> _TASK DETAILS_
Where a record holds a picture, leave the picture out; otherwise repeat every record exactly.

(Extracted records)
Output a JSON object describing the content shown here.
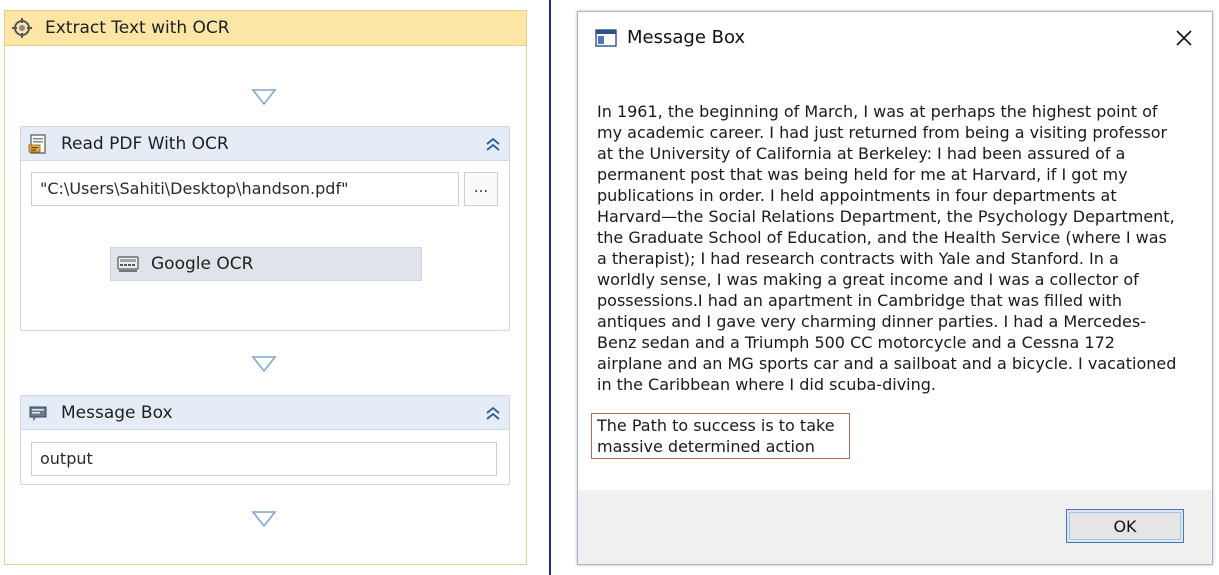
{
  "workflow": {
    "sequence_title": "Extract Text with OCR",
    "read_pdf": {
      "title": "Read PDF With OCR",
      "file_path": "\"C:\\Users\\Sahiti\\Desktop\\handson.pdf\"",
      "browse_label": "...",
      "ocr_engine": "Google OCR"
    },
    "message_box": {
      "title": "Message Box",
      "text_value": "output"
    }
  },
  "dialog": {
    "title": "Message Box",
    "message": "In 1961, the beginning of March, I was at perhaps the highest point of my academic career. I had just returned from being a visiting professor at the University of California at Berkeley: I had been assured of a permanent post that was being held for me at Harvard, if I got my publications in order. I held appointments in four departments at Harvard—the Social Relations Department, the Psychology Department, the Graduate School of Education, and the Health Service (where I was a therapist); I had research contracts with Yale and Stanford. In a worldly sense, I was making a great income and I was a collector of possessions.I had an apartment in Cambridge that was filled with antiques and I gave very charming dinner parties. I had a Mercedes-Benz sedan and a Triumph 500 CC motorcycle and a Cessna 172 airplane and an MG sports car and a sailboat and a bicycle. I vacationed in the Caribbean where I did scuba-diving.",
    "highlighted_text": "The Path to success is to take massive determined action",
    "ok_label": "OK"
  },
  "colors": {
    "sequence_header": "#fbe6a6",
    "activity_header": "#e5ecf5",
    "divider": "#1e2f6e",
    "highlight_border": "#b06a5a",
    "ok_focus_border": "#3a78c9"
  },
  "icons": {
    "sequence": "sequence-icon",
    "read_pdf": "pdf-ocr-icon",
    "google_ocr": "ocr-scanner-icon",
    "message_box": "message-box-icon",
    "dialog": "window-icon",
    "collapse": "double-chevron-up-icon",
    "close": "close-icon",
    "flow_arrow": "flow-arrow-icon"
  }
}
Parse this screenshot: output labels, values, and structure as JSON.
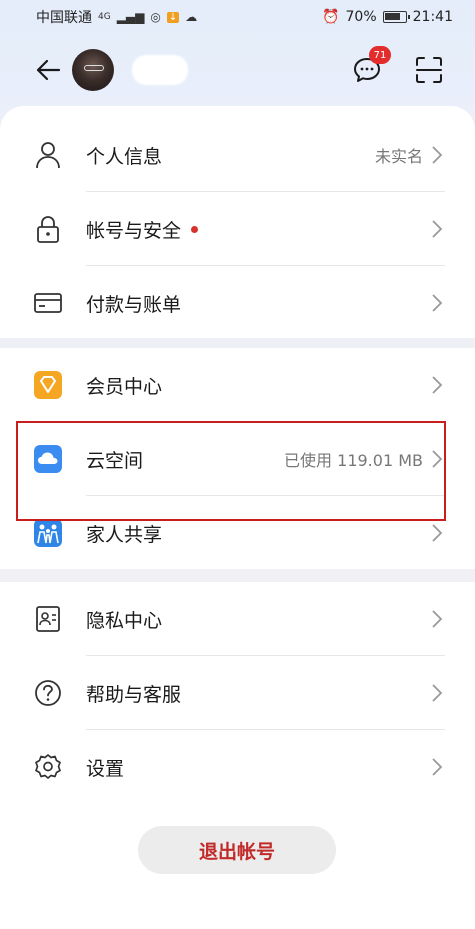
{
  "status_bar": {
    "carrier": "中国联通",
    "signal": "4G",
    "battery": "70%",
    "time": "21:41"
  },
  "header": {
    "message_badge": "71"
  },
  "sections": [
    {
      "items": [
        {
          "icon": "person-icon",
          "label": "个人信息",
          "value": "未实名"
        },
        {
          "icon": "lock-icon",
          "label": "帐号与安全",
          "value": ""
        },
        {
          "icon": "card-icon",
          "label": "付款与账单",
          "value": ""
        }
      ]
    },
    {
      "items": [
        {
          "icon": "diamond-icon",
          "label": "会员中心",
          "value": ""
        },
        {
          "icon": "cloud-icon",
          "label": "云空间",
          "value": "已使用 119.01 MB"
        },
        {
          "icon": "family-icon",
          "label": "家人共享",
          "value": ""
        }
      ]
    },
    {
      "items": [
        {
          "icon": "privacy-icon",
          "label": "隐私中心",
          "value": ""
        },
        {
          "icon": "help-icon",
          "label": "帮助与客服",
          "value": ""
        },
        {
          "icon": "settings-icon",
          "label": "设置",
          "value": ""
        }
      ]
    }
  ],
  "logout_label": "退出帐号",
  "colors": {
    "accent_red": "#c22a2a",
    "highlight_border": "#c81e1e",
    "badge": "#e32d2d",
    "diamond_icon": "#f5a623",
    "cloud_icon": "#3b8cf0",
    "family_icon": "#2f86e6"
  }
}
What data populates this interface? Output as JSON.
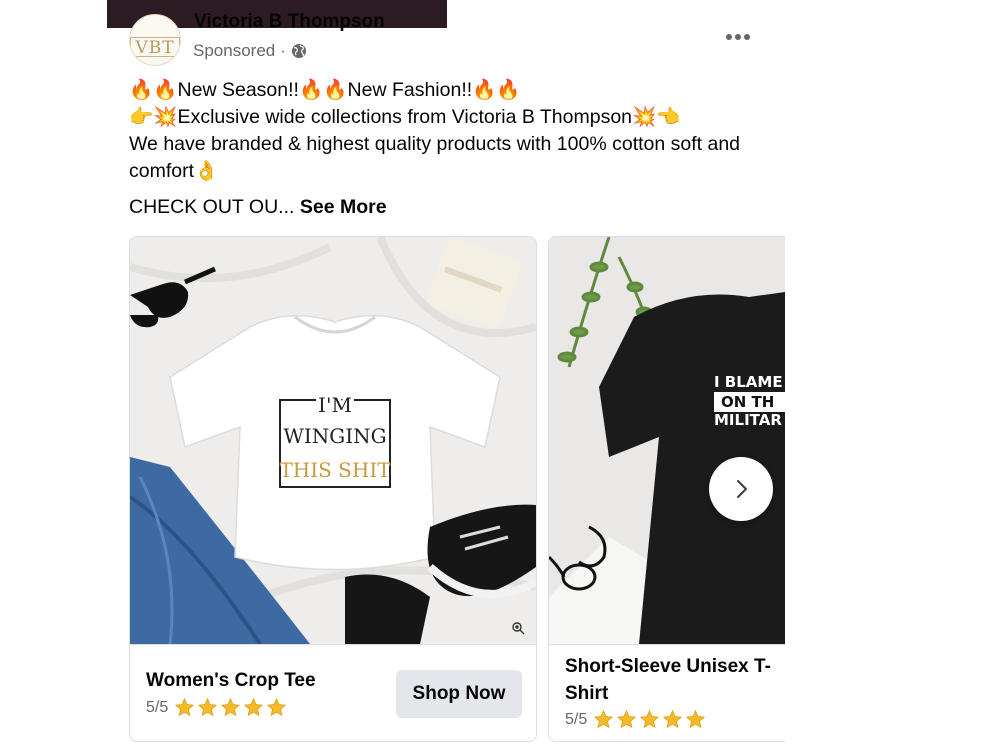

> _ANSWER TO THIS TASK_
Output a JSON object describing the content shown here.
{
  "workflow": {
    "sequence_title": "Extract Text with OCR",
    "read_pdf": {
      "title": "Read PDF With OCR",
      "file_path": "\"C:\\Users\\Sahiti\\Desktop\\handson.pdf\"",
      "browse_label": "...",
      "ocr_engine": "Google OCR"
    },
    "message_box": {
      "title": "Message Box",
      "text_value": "output"
    }
  },
  "dialog": {
    "title": "Message Box",
    "message": "In 1961, the beginning of March, I was at perhaps the highest point of my academic career. I had just returned from being a visiting professor at the University of California at Berkeley: I had been assured of a permanent post that was being held for me at Harvard, if I got my publications in order. I held appointments in four departments at Harvard—the Social Relations Department, the Psychology Department, the Graduate School of Education, and the Health Service (where I was a therapist); I had research contracts with Yale and Stanford. In a worldly sense, I was making a great income and I was a collector of possessions.I had an apartment in Cambridge that was filled with antiques and I gave very charming dinner parties. I had a Mercedes-Benz sedan and a Triumph 500 CC motorcycle and a Cessna 172 airplane and an MG sports car and a sailboat and a bicycle. I vacationed in the Caribbean where I did scuba-diving.",
    "highlighted_text": "The Path to success is to take massive determined action",
    "ok_label": "OK"
  },
  "colors": {
    "sequence_header": "#fbe6a6",
    "activity_header": "#e5ecf5",
    "divider": "#1e2f6e",
    "highlight_border": "#b06a5a",
    "ok_focus_border": "#3a78c9"
  },
  "icons": {
    "sequence": "sequence-icon",
    "read_pdf": "pdf-ocr-icon",
    "google_ocr": "ocr-scanner-icon",
    "message_box": "message-box-icon",
    "dialog": "window-icon",
    "collapse": "double-chevron-up-icon",
    "close": "close-icon",
    "flow_arrow": "flow-arrow-icon"
  }
}
Parse this screenshot: output labels, values, and structure as JSON.
{
  "status_bar": {
    "carrier": "中国联通",
    "signal": "4G",
    "battery": "70%",
    "time": "21:41"
  },
  "header": {
    "message_badge": "71"
  },
  "sections": [
    {
      "items": [
        {
          "icon": "person-icon",
          "label": "个人信息",
          "value": "未实名"
        },
        {
          "icon": "lock-icon",
          "label": "帐号与安全",
          "value": ""
        },
        {
          "icon": "card-icon",
          "label": "付款与账单",
          "value": ""
        }
      ]
    },
    {
      "items": [
        {
          "icon": "diamond-icon",
          "label": "会员中心",
          "value": ""
        },
        {
          "icon": "cloud-icon",
          "label": "云空间",
          "value": "已使用 119.01 MB"
        },
        {
          "icon": "family-icon",
          "label": "家人共享",
          "value": ""
        }
      ]
    },
    {
      "items": [
        {
          "icon": "privacy-icon",
          "label": "隐私中心",
          "value": ""
        },
        {
          "icon": "help-icon",
          "label": "帮助与客服",
          "value": ""
        },
        {
          "icon": "settings-icon",
          "label": "设置",
          "value": ""
        }
      ]
    }
  ],
  "logout_label": "退出帐号",
  "colors": {
    "accent_red": "#c22a2a",
    "highlight_border": "#c81e1e",
    "badge": "#e32d2d",
    "diamond_icon": "#f5a623",
    "cloud_icon": "#3b8cf0",
    "family_icon": "#2f86e6"
  }
}
What data populates this interface? Output as JSON.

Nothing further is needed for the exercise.